Likewise, after almost six months on a diet, many of these minor changes have become ingrained. I started off measuring my portions to cut calories. Now, instinctively, I just eat less. My stomach has shrunk and it takes less to make me feel full.

I've also had a few 'cheat' days. At least twice a month, Mummy Militant and I have splurged on pizza - which contains my entire daily calorie allowance in just four slices! But that fact that I'm 'good' for the rest of the week makes up for that - and I've gone from ordering 'Xtra Large' pizzas to choosing 'Medium' sized ones, which leave me full and contain half the calories!

Mini Militant loves pizza too!

I think the single most important thing I've learned from losing weight and sticking to a diet is that there are no excuses.

I used to tell myself 'I'll start a diet after the weekend' and never get around to it. I used to put off doing exercise because I'd come home from work late, or had already had dinner. But there is no time like now.

I just did it. I ate less. I did more - figuring if I started on a Tuesday, by the time the following Monday came around (when the old me would have said it was time to start my diet) I'd already have six days head start.

And when the weight actually came off, it was just more motivation to stick to it. It's addictive, seeing your curves replaced by lean lines and your trousers feel looser.

Anyway. That's my diet story. It's not exciting or inspirational - not like my friend Tony, who lost over 200lbs. But it is interesting for me to write and hopefully you to read!


Sasha Sappho said...

RYC: Thank you for the compliments, and I've been slacking on the comments lately, too, so no worries.

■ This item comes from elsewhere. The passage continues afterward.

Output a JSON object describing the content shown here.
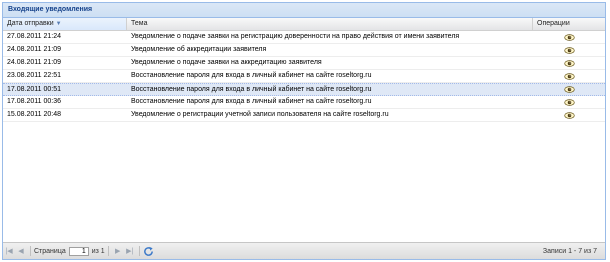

Also, CONGRATS on the weight loss. You look fabulous. And, actually, I think I might give this service a try. It sounds like something I might actually be able to follow (and that isn't built around foods you aren't allowed to eat).

Thanks for sharing with us!

ck said...

Congrats. I'm down 40 solid pounds myself.

Brit Gal Sarah said...

Congrats, I also utilise this site thanks to you and it's a great help.

Suki said...

Many, many congratulations :). I tried getting onto an exercise regime a few months ago, and have failed dismally. I think this is a good time to start again - I desperately need to increase my stamina despite weighing 110lb on a 5-foot frame.

paisley penguin said...

Congratulations! HeHe - I have been a bad paisley and have not been focusing on that part of my life.

One reason why I don't post many photos of myself. Why I am the photo taker in my household.

Truth be told - I am headed back "on plan" to my fitness pal starting Saturday August 1!